Eternal Life Is a Gift, Not a Reward

Rom 4:1-8 / Lk 12:1-7

Just about everyone who ends up reading this homily today has almost certainly been baptized and made some kind of commitment to walking in the Lord’s footsteps. Ideally that should mean that all the parts of our lives are well integrated and in full alignment with one another. So, for example, our conduct in the parish parking lot after mass should match the way of living we prayed about just minutes earlier. Likewise, our conduct of our household, our business practices, and our private lives should be well matched with our faith commitment and the example of Jesus. In a word, our deeds should match our faith words across the board.

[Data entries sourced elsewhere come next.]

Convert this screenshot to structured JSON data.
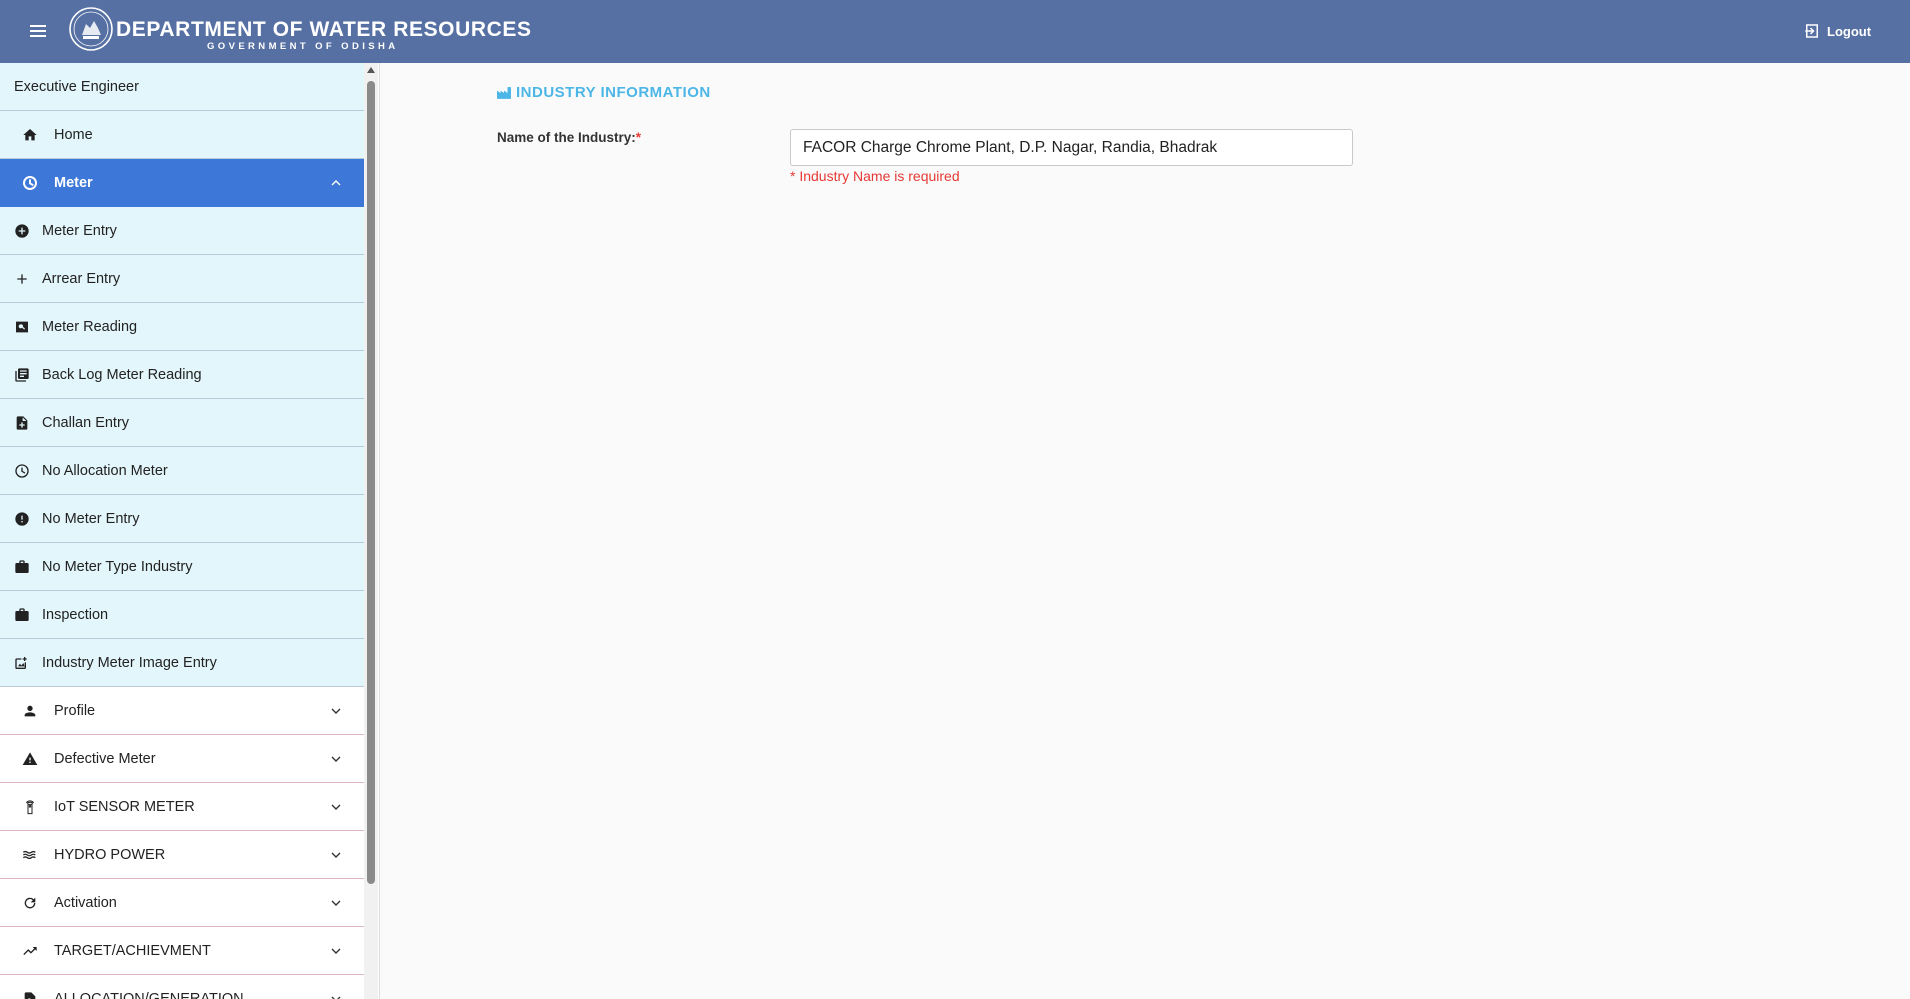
{
  "header": {
    "title": "DEPARTMENT OF WATER RESOURCES",
    "subtitle": "GOVERNMENT OF ODISHA",
    "logout_label": "Logout"
  },
  "sidebar": {
    "user_role": "Executive Engineer",
    "home": {
      "label": "Home",
      "icon": "home-icon"
    },
    "meter": {
      "label": "Meter",
      "icon": "meter-icon",
      "expanded": true
    },
    "meter_items": [
      {
        "label": "Meter Entry",
        "icon": "add-circle-icon"
      },
      {
        "label": "Arrear Entry",
        "icon": "plus-icon"
      },
      {
        "label": "Meter Reading",
        "icon": "image-search-icon"
      },
      {
        "label": "Back Log Meter Reading",
        "icon": "library-books-icon"
      },
      {
        "label": "Challan Entry",
        "icon": "document-add-icon"
      },
      {
        "label": "No Allocation Meter",
        "icon": "meter-icon"
      },
      {
        "label": "No Meter Entry",
        "icon": "alert-circle-icon"
      },
      {
        "label": "No Meter Type Industry",
        "icon": "briefcase-icon"
      },
      {
        "label": "Inspection",
        "icon": "briefcase-icon"
      },
      {
        "label": "Industry Meter Image Entry",
        "icon": "add-photo-icon"
      }
    ],
    "groups": [
      {
        "label": "Profile",
        "icon": "person-icon"
      },
      {
        "label": "Defective Meter",
        "icon": "warning-icon"
      },
      {
        "label": "IoT SENSOR METER",
        "icon": "sensor-icon"
      },
      {
        "label": "HYDRO POWER",
        "icon": "waves-icon"
      },
      {
        "label": "Activation",
        "icon": "refresh-icon"
      },
      {
        "label": "TARGET/ACHIEVMENT",
        "icon": "trending-up-icon"
      },
      {
        "label": "ALLOCATION/GENERATION",
        "icon": "search-document-icon"
      }
    ]
  },
  "main": {
    "section_title": "INDUSTRY INFORMATION",
    "industry_label": "Name of the Industry:",
    "required_mark": "*",
    "industry_value": "FACOR Charge Chrome Plant, D.P. Nagar, Randia, Bhadrak",
    "error_text": "* Industry Name is required"
  },
  "colors": {
    "header_bg": "#5670a3",
    "active_item_bg": "#3d78d8",
    "submenu_bg": "#e3f6fb",
    "accent": "#4cb6e6",
    "error": "#e53935"
  }
}
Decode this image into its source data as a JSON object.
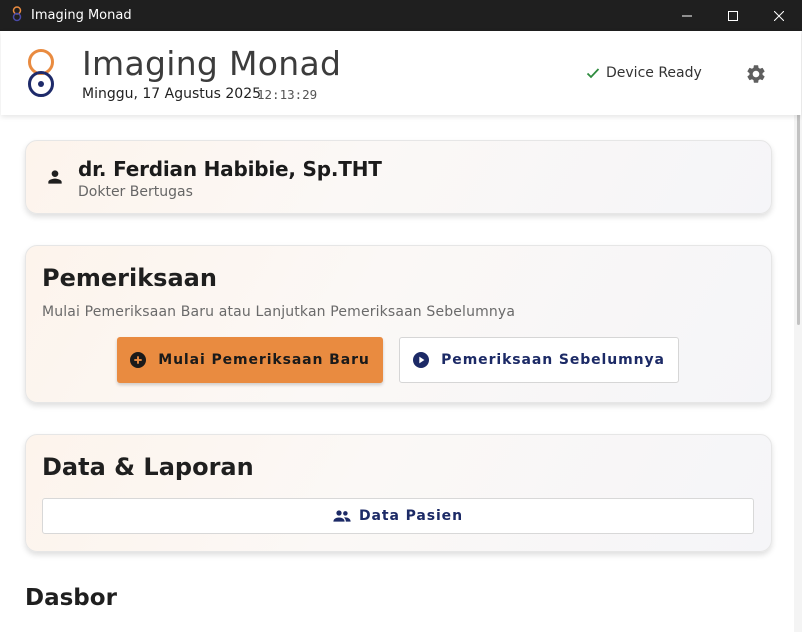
{
  "window": {
    "title": "Imaging Monad"
  },
  "header": {
    "app_name": "Imaging Monad",
    "date": "Minggu, 17 Agustus 2025",
    "time": "12:13:29",
    "device_status": "Device Ready"
  },
  "doctor": {
    "name": "dr. Ferdian Habibie, Sp.THT",
    "role": "Dokter Bertugas"
  },
  "examination": {
    "title": "Pemeriksaan",
    "subtitle": "Mulai Pemeriksaan Baru atau Lanjutkan Pemeriksaan Sebelumnya",
    "new_button": "Mulai Pemeriksaan Baru",
    "previous_button": "Pemeriksaan Sebelumnya"
  },
  "reports": {
    "title": "Data & Laporan",
    "patient_button": "Data Pasien"
  },
  "dashboard": {
    "title": "Dasbor"
  },
  "colors": {
    "accent": "#e98b40",
    "navy": "#1c2a66",
    "status_ok": "#2e8b3e",
    "titlebar": "#1f1f1f"
  },
  "icons": {
    "app": "monad-logo-icon",
    "device": "check-icon",
    "settings": "gear-icon",
    "doctor": "person-icon",
    "new_exam": "plus-circle-icon",
    "previous_exam": "play-circle-icon",
    "patients": "group-icon"
  }
}
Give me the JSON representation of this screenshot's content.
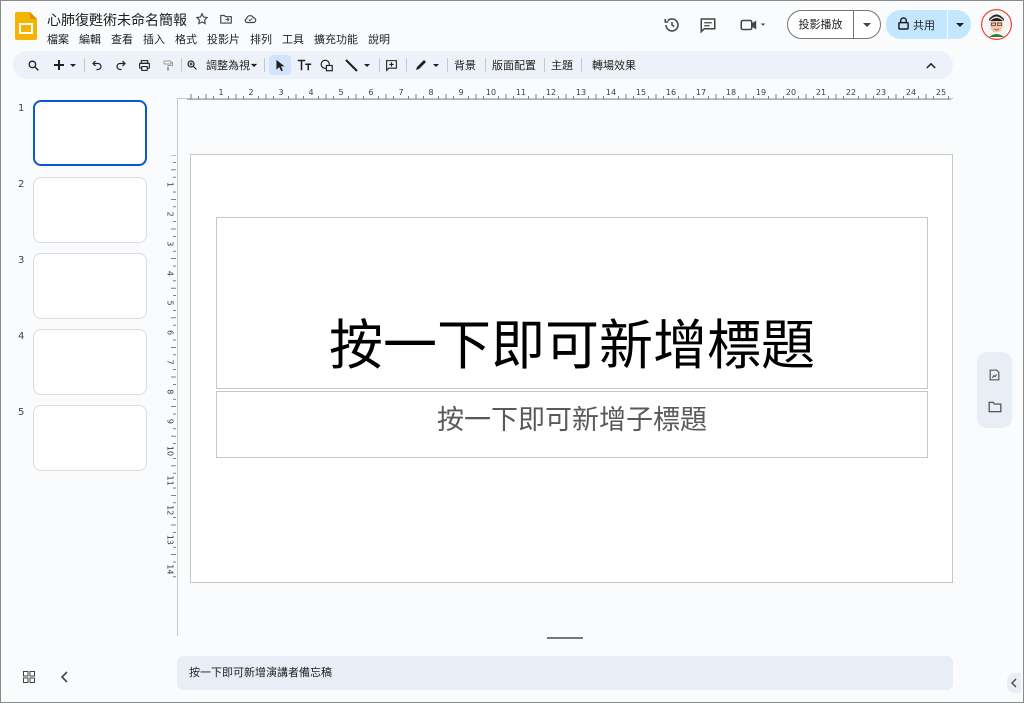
{
  "app": {
    "doc_title": "心肺復甦術未命名簡報",
    "menu": [
      "檔案",
      "編輯",
      "查看",
      "插入",
      "格式",
      "投影片",
      "排列",
      "工具",
      "擴充功能",
      "說明"
    ]
  },
  "header": {
    "present_label": "投影播放",
    "share_label": "共用",
    "accent": "#c2e7ff"
  },
  "toolbar": {
    "zoom_label": "調整為視",
    "background_label": "背景",
    "layout_label": "版面配置",
    "theme_label": "主題",
    "transition_label": "轉場效果"
  },
  "filmstrip": {
    "slides": [
      {
        "num": "1",
        "selected": true
      },
      {
        "num": "2",
        "selected": false
      },
      {
        "num": "3",
        "selected": false
      },
      {
        "num": "4",
        "selected": false
      },
      {
        "num": "5",
        "selected": false
      }
    ]
  },
  "rulers": {
    "horizontal": [
      "1",
      "2",
      "3",
      "4",
      "5",
      "6",
      "7",
      "8",
      "9",
      "10",
      "11",
      "12",
      "13",
      "14",
      "15",
      "16",
      "17",
      "18",
      "19",
      "20",
      "21",
      "22",
      "23",
      "24",
      "25"
    ],
    "vertical": [
      "1",
      "2",
      "3",
      "4",
      "5",
      "6",
      "7",
      "8",
      "9",
      "10",
      "11",
      "12",
      "13",
      "14"
    ]
  },
  "slide": {
    "title_placeholder": "按一下即可新增標題",
    "subtitle_placeholder": "按一下即可新增子標題"
  },
  "notes": {
    "placeholder": "按一下即可新增演講者備忘稿"
  },
  "colors": {
    "selected_border": "#0b57d0",
    "toolbar_bg": "#edf2fa",
    "page_bg": "#f9fbfd"
  }
}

But that’s not the way it works with us in reality. For every one of us, there are locked rooms, sometimes full of secrets, sometimes their contents well known to all, but locked in any case, and cut off from the rest of the “house” that is our life. Our goal, as we strive to grow more holy and more whole is to open those rooms, face what’s inside, and realign what’s there to match what’s best in us. It’s a lifelong process, one that in fact will not be finished even when we die. Thus, as we face the Lord after we’ve taken our last breath after a lifetime of labor, we’ll still not be able to say, “I’ve come to claim my reward.” Instead, we’ll know more clearly than ever that the eternal life we’ve always hoped for remains a gift that our Father wants to give us, not because we’ve earned it but because He is good.

Thanks be to our good God!